"I played by the rules on immigration. Why is the U.S. making it so hard for me to become a doctor?"

A Canadian immigrant pursuing a pre-med degree at a university in Florida is finding it difficult to pursue his American dream of becoming a doctor because of his "non-resident alien" status. Writing a commentary for The Daily Signal, the young man shares his frustration of playing by the rules as an immigrant, while illegal immigrants receive special treatment.

Brandon Macknofsky came to the United States with his parents at age six. He grew up and went to school in Coral Springs, Florida. Currently, he is enrolled at Florida Atlantic University, pursuing a bachelor's degree in biological sciences and pre-med. His dream is to one day become a doctor. 

Macknofsky entered the U.S. under his father's work visa and now has his own student visa. He explains that his father is "a typical hard-working American citizen" -- "paid his taxes…[and] worked feverishly as a computer consultant." Now, his father has been sponsored for a green card and the family's path to citizenship is as close as ever.

For Macknofsky, this meant he could now attend medical school. However, he soon found out that since he had recently turned 21, he had "aged out" and couldn't remain under his father's green card. This means he is considered an international student and can't enroll in state medical school. Looking for an alternative, he found out that few private universities will accept students without green cards. And even if he were allowed enrollment in a private university, Macknofsky couldn't secure a student loan or a scholarship without a green card.

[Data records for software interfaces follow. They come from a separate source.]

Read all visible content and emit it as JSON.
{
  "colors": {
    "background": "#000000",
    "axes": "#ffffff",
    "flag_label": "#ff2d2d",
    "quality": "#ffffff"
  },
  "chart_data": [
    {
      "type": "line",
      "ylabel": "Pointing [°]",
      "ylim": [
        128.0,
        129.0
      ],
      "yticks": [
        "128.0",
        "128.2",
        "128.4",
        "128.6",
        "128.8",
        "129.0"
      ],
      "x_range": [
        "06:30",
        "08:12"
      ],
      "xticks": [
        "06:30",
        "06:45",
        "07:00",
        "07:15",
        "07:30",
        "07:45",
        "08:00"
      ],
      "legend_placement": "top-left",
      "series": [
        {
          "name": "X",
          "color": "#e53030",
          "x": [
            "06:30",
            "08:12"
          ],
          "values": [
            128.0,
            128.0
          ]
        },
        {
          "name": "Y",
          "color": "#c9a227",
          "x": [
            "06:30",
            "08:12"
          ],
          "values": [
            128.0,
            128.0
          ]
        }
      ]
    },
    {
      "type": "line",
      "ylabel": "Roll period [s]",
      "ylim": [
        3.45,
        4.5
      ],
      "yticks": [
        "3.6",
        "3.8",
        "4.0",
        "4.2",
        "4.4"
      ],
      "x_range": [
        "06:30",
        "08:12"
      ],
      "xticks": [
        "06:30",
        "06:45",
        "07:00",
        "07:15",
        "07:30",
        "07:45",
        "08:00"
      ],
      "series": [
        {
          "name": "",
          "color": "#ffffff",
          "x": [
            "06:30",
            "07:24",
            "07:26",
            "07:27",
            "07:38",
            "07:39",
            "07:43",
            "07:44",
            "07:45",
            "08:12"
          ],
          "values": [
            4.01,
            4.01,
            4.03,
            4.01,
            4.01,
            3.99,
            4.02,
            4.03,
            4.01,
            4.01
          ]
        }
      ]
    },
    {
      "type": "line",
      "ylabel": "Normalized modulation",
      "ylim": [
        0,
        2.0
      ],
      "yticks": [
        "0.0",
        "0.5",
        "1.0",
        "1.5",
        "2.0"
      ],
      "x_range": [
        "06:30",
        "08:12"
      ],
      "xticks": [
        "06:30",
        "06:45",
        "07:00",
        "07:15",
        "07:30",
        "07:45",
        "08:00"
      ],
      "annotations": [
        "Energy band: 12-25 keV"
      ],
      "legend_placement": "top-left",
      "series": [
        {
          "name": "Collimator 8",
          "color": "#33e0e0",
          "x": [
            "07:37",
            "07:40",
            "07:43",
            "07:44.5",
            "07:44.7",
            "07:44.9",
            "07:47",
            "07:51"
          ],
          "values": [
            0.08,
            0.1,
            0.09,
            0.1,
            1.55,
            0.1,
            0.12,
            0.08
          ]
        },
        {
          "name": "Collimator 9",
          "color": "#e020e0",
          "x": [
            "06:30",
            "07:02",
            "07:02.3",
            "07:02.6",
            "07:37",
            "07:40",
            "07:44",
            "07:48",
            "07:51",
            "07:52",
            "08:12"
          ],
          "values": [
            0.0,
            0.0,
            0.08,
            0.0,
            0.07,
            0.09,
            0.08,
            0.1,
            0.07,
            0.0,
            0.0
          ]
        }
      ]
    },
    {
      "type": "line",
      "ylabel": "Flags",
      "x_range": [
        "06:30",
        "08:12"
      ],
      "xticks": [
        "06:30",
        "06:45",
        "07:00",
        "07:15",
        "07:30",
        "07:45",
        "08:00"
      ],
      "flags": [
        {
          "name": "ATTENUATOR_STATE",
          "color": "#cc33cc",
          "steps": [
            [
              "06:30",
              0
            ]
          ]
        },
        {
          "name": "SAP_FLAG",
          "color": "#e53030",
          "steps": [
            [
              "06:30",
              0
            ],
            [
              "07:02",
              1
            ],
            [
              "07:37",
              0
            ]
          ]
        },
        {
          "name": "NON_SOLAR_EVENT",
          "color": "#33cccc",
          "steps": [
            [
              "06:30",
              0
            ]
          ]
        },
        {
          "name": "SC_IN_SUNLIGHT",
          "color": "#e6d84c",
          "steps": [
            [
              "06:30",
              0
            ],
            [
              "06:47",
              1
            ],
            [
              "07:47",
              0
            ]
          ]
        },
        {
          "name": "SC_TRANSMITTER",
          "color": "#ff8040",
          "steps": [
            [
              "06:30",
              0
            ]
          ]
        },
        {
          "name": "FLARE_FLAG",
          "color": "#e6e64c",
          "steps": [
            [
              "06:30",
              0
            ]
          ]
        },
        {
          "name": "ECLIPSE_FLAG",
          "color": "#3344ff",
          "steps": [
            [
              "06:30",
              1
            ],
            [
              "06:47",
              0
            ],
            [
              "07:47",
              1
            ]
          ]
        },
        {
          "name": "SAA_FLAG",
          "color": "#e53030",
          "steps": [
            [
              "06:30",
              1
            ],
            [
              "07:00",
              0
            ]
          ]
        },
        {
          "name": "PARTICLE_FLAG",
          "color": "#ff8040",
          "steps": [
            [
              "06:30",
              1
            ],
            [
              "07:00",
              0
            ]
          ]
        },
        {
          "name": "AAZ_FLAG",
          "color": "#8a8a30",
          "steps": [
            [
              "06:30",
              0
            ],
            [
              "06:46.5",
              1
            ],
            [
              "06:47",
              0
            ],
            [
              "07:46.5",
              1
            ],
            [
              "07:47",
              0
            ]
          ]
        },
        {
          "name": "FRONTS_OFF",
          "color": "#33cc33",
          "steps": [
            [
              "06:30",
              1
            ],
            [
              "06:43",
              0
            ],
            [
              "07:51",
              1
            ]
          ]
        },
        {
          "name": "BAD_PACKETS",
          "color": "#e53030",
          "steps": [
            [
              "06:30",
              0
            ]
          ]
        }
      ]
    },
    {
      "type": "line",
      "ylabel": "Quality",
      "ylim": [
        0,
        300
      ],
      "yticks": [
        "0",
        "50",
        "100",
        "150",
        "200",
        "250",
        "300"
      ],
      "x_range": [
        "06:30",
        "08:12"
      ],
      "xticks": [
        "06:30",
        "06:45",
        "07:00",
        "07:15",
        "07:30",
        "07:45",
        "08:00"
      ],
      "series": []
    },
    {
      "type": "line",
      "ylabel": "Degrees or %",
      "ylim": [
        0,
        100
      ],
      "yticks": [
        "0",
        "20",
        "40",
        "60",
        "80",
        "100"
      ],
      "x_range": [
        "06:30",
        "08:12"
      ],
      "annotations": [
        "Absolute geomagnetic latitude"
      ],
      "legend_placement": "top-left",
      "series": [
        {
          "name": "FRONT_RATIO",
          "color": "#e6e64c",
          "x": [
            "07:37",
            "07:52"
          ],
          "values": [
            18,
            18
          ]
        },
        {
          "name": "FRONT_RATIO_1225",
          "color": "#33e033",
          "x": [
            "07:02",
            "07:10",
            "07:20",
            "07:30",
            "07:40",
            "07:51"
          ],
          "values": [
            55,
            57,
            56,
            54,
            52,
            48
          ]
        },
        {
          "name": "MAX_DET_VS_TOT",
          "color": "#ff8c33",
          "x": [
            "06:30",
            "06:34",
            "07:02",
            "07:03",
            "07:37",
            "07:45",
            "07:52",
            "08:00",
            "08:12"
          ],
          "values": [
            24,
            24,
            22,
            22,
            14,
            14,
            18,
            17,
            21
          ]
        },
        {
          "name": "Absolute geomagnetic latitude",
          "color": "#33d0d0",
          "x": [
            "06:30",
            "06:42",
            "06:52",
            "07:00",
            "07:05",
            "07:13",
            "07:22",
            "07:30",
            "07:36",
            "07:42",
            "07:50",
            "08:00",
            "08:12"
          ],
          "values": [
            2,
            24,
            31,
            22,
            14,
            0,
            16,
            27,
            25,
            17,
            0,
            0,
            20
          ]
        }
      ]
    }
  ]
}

Macknofsky's complaint is simple: He is living legally in the U.S., but still pays out-of-state tuition at Florida Atlantic University. Yet, Florida Governor Rick Scott signed a new law that grants in-state tuition to illegals. Macknofsky asks:

How can someone who is living in the United States illegally get a tuition break but I get penalized for doing things legally?

I played by the rules on immigration. Why is the U.S. making it so hard for me to become a doctor?

Macknofsky makes his plea:

At Florida Atlantic University, I have a 3.87 GPA, tutor for biochemistry and work up to 10-hour shifts as a hospital emergency room physician scribe a few times a week. At a time when the United States is facing a shortage of doctors, I’m committed to a career in medicine. I’ve been so grateful for the opportunities in life that I hope I can give back to my community through medicine.

For the past 15 years, I’ve come to call the United States my home. I consider myself an American in every way, and I hope that one day, I’ll become a citizen. In the meantime, though, I hope our nation’s leaders will remember those of us who are following a legal path to citizenship and at least level the playing field for us.

Photo: Marcie Macknofsky